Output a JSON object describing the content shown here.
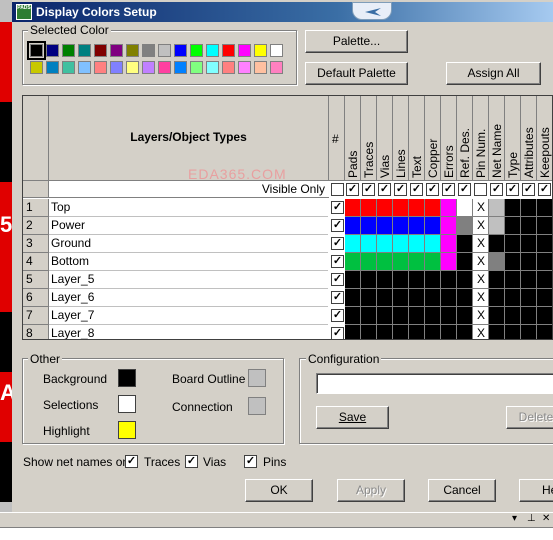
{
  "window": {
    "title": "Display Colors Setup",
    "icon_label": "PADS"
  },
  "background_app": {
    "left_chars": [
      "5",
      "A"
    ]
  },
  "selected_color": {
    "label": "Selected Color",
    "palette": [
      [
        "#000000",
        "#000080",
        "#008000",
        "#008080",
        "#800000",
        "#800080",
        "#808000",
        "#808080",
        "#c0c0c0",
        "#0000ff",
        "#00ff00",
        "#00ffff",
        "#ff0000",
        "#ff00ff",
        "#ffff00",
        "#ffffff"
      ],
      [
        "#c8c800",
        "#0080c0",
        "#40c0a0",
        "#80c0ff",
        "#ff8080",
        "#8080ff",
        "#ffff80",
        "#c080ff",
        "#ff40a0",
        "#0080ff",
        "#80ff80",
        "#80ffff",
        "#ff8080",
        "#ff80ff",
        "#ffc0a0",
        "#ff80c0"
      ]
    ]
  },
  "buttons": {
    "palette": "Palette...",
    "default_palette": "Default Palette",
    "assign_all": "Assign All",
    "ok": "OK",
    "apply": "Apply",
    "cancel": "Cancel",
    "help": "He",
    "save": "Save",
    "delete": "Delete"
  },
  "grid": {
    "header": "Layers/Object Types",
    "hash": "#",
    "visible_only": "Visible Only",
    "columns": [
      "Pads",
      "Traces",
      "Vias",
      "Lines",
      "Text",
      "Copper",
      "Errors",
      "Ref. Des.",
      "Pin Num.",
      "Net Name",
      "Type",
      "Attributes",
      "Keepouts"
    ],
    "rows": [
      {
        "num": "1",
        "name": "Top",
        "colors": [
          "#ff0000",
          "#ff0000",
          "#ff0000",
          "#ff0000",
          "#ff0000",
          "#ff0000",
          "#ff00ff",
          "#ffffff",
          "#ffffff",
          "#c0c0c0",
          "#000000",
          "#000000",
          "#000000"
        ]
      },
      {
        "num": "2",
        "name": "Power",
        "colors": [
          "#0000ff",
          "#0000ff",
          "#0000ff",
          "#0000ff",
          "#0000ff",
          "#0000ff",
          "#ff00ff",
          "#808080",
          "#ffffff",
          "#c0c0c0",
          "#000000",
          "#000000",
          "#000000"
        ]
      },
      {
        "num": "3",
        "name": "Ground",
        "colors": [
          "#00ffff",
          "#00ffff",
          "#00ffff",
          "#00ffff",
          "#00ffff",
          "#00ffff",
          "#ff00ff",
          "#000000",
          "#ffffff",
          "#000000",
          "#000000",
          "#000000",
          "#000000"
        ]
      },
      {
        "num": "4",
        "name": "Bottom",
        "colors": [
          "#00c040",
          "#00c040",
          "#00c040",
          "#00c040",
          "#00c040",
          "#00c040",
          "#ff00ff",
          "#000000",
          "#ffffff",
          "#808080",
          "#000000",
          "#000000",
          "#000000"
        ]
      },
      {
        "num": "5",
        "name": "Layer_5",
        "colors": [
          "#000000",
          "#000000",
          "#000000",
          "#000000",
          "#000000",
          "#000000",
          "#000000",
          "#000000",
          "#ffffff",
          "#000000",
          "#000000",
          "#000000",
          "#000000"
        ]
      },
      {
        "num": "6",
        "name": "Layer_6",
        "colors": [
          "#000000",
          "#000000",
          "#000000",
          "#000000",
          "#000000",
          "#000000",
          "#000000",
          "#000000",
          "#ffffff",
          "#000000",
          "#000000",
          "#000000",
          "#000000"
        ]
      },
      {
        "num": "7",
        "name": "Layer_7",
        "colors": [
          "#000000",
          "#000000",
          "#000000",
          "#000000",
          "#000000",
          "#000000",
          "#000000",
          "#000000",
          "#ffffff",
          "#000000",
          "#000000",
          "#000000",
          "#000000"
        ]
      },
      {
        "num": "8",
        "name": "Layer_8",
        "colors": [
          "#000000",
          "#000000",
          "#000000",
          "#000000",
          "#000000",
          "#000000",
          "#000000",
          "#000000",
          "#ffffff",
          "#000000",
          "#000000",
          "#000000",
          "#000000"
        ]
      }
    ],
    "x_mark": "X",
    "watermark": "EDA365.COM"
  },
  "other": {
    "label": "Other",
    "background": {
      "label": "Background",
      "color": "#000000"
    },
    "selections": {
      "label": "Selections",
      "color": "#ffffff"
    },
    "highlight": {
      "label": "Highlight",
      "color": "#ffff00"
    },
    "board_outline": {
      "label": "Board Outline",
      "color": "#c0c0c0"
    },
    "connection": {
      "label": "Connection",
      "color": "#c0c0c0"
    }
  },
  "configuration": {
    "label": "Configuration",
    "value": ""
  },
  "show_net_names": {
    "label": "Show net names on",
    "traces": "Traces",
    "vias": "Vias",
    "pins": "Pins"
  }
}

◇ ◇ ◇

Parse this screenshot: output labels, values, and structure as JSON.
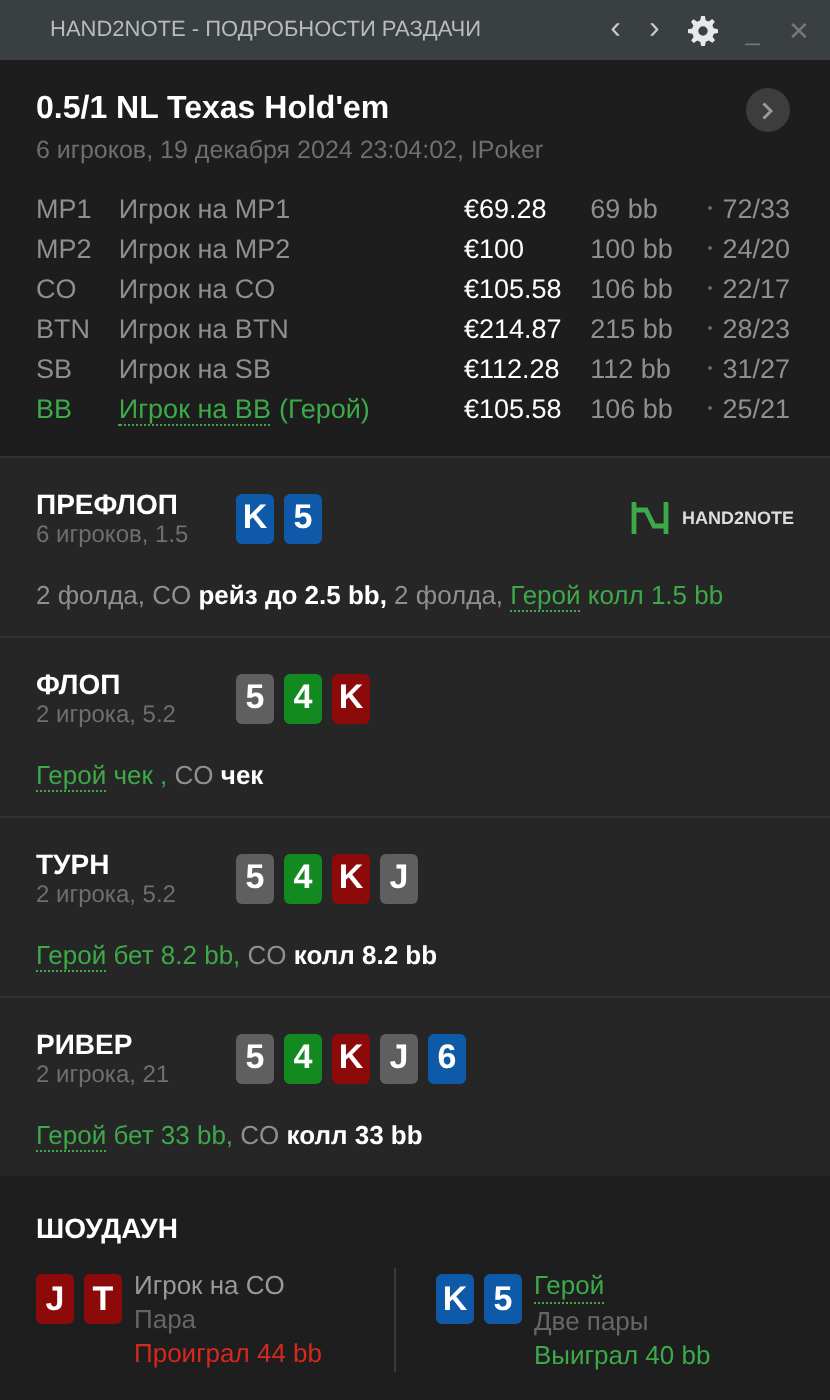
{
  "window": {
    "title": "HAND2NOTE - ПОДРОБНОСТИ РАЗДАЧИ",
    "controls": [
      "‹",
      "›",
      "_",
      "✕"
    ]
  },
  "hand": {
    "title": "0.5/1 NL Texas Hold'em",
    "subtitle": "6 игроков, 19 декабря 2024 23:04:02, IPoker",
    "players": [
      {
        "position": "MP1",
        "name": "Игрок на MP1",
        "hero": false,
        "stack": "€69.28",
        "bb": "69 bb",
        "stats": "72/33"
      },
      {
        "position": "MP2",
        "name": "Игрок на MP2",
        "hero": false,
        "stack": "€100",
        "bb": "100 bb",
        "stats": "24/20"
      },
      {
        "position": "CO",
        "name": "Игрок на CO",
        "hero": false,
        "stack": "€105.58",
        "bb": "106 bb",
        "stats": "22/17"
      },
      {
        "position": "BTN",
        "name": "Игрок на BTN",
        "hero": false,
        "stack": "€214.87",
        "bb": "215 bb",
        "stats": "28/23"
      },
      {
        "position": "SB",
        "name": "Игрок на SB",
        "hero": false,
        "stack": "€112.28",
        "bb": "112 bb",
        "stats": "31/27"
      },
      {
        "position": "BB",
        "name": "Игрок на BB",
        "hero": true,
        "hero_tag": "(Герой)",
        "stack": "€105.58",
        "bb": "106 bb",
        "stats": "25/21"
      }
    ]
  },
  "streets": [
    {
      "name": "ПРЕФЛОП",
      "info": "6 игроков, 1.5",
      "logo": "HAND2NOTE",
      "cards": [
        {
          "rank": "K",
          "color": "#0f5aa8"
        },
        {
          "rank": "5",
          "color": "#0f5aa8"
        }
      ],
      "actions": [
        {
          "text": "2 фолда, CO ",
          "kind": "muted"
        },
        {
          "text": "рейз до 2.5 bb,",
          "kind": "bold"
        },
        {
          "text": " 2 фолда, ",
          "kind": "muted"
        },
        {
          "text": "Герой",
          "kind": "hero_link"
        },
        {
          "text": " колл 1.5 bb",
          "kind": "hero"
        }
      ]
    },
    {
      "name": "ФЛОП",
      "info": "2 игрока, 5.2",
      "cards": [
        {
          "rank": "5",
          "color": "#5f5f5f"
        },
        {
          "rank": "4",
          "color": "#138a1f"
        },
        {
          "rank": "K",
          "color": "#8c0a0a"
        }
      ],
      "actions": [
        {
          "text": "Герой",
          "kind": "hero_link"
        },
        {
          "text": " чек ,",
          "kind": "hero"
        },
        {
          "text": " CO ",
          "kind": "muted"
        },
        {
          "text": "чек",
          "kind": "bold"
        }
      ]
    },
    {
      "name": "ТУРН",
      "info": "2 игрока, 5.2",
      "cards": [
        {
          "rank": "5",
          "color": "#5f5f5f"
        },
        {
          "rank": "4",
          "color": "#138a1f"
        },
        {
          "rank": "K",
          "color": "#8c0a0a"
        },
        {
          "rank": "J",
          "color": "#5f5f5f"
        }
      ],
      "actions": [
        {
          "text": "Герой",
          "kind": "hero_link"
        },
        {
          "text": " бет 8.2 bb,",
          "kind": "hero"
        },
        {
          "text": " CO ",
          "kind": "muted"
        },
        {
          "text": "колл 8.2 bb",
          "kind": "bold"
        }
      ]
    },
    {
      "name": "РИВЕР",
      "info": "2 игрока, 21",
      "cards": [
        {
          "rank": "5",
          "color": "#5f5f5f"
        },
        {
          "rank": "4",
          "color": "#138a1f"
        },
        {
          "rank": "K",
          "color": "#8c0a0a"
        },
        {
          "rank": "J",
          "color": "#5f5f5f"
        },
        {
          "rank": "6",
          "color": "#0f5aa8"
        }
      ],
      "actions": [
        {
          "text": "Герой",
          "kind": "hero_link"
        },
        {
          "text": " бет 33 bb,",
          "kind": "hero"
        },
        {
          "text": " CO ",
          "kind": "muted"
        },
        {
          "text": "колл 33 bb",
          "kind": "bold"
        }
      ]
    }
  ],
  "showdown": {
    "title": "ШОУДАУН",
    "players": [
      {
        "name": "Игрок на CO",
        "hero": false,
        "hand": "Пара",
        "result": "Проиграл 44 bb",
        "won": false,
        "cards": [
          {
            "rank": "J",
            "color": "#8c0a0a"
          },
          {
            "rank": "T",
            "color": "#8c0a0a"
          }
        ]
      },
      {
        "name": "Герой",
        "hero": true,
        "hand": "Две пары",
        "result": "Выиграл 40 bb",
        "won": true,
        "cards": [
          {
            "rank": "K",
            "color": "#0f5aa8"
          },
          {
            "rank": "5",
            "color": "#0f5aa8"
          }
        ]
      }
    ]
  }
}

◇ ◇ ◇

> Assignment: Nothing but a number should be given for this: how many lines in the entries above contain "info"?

> Exercise output: 4